▸ **Problem details**: List each line of the data in which the string "desc" appears.

▸ **Material for the task**:
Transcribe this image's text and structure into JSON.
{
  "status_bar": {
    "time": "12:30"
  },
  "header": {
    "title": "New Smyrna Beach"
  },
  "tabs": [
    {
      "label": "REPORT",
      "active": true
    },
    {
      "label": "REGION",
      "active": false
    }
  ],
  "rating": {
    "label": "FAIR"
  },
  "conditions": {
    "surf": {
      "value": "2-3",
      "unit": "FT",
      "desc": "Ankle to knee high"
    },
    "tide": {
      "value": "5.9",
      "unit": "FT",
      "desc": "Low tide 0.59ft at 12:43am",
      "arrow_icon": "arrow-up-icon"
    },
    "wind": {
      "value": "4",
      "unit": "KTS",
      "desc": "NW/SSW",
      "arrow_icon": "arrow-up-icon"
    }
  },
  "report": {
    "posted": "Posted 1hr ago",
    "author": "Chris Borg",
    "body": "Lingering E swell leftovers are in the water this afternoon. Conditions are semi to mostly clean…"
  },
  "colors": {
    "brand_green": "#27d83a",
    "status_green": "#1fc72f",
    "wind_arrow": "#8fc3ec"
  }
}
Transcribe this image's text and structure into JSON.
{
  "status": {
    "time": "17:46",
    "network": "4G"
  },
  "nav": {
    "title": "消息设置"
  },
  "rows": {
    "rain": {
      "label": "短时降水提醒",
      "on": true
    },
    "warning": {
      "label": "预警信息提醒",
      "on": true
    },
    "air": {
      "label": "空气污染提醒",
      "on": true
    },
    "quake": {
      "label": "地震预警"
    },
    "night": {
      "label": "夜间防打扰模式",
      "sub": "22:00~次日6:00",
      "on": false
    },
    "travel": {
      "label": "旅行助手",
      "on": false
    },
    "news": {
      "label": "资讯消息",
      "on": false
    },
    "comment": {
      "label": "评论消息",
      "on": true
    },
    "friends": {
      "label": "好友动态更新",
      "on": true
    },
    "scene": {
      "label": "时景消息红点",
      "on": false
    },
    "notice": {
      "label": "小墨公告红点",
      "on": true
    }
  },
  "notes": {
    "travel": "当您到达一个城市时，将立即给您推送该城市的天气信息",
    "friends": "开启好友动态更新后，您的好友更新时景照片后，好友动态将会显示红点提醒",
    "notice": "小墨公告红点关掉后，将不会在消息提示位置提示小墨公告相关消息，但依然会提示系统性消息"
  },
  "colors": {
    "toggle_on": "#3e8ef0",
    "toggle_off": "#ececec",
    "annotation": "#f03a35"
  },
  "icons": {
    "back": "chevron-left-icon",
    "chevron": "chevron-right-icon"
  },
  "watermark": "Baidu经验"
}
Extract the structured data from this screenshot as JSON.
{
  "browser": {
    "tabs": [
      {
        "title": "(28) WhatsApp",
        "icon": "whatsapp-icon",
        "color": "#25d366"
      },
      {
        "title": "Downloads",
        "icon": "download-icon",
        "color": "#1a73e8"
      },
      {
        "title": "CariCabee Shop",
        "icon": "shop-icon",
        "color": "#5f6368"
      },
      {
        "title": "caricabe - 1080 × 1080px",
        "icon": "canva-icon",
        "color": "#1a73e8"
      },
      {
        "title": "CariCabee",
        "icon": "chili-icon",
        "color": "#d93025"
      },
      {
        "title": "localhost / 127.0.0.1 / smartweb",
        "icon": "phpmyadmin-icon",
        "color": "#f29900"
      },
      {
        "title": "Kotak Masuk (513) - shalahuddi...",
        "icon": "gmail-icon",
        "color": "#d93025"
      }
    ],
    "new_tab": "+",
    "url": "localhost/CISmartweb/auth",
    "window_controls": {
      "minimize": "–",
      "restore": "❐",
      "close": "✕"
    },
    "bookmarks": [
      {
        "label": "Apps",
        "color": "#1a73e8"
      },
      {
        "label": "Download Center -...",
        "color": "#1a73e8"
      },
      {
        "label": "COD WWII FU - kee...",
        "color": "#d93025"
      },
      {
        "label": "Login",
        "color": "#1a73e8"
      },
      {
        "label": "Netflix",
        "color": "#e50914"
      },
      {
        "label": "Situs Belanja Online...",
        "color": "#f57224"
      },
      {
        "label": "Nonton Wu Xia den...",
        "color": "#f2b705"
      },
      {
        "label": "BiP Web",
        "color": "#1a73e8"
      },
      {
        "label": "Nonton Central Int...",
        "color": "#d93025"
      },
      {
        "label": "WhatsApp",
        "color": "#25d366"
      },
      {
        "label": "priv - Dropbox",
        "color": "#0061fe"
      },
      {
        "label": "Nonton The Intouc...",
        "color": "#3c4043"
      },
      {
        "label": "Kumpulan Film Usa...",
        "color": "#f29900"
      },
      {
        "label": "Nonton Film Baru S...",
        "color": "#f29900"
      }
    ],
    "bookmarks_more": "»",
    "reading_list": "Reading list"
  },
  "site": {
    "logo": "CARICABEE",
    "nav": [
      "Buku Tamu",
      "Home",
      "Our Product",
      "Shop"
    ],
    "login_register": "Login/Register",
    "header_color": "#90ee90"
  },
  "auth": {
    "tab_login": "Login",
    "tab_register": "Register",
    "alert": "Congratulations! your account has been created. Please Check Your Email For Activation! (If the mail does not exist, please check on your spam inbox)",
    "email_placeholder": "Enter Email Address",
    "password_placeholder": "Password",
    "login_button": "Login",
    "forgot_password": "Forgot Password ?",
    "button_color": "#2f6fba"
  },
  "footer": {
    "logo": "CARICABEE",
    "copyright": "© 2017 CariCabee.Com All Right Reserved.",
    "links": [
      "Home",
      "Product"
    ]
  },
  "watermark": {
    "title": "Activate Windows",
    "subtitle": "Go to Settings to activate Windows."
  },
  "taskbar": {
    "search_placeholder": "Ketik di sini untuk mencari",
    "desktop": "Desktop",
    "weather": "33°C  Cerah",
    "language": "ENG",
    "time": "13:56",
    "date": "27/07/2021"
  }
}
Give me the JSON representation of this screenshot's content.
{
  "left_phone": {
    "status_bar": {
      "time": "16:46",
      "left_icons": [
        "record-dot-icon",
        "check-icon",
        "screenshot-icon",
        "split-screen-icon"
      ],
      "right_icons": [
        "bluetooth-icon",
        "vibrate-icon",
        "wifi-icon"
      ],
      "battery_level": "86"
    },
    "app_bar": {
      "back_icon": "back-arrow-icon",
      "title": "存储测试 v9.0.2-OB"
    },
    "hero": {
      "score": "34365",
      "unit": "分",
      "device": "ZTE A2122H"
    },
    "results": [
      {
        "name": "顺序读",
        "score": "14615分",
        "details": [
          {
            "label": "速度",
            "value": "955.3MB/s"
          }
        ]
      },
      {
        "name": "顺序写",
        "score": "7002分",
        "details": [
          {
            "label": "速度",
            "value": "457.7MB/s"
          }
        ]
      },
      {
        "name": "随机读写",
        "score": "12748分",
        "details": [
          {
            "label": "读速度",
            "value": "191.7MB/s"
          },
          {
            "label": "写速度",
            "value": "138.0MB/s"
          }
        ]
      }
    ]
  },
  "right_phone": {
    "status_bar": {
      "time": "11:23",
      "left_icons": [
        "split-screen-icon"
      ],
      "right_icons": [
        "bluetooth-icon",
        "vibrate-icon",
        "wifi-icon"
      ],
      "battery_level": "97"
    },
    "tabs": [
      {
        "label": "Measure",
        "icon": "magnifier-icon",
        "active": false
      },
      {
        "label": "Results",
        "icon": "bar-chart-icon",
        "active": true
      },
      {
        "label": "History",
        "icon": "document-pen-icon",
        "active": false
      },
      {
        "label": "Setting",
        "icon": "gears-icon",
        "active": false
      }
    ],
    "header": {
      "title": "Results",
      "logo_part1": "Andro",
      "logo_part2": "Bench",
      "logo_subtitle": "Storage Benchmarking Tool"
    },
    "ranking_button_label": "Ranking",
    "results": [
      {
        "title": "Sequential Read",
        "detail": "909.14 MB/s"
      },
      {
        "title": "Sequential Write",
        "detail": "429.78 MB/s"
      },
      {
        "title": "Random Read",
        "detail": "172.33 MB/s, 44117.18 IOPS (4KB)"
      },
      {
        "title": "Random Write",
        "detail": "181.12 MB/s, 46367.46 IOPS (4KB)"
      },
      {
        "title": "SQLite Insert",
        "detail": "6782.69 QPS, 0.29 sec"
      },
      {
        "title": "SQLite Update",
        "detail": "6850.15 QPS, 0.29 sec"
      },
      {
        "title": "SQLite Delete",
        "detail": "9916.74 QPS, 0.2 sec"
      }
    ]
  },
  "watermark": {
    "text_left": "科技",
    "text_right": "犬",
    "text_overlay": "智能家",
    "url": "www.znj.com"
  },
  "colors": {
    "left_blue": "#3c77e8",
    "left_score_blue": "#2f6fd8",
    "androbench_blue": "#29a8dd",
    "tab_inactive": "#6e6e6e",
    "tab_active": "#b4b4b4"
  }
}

▸ **Task solution**:
      "desc": "Ankle to knee high"
      "desc": "Low tide 0.59ft at 12:43am",
      "desc": "NW/SSW",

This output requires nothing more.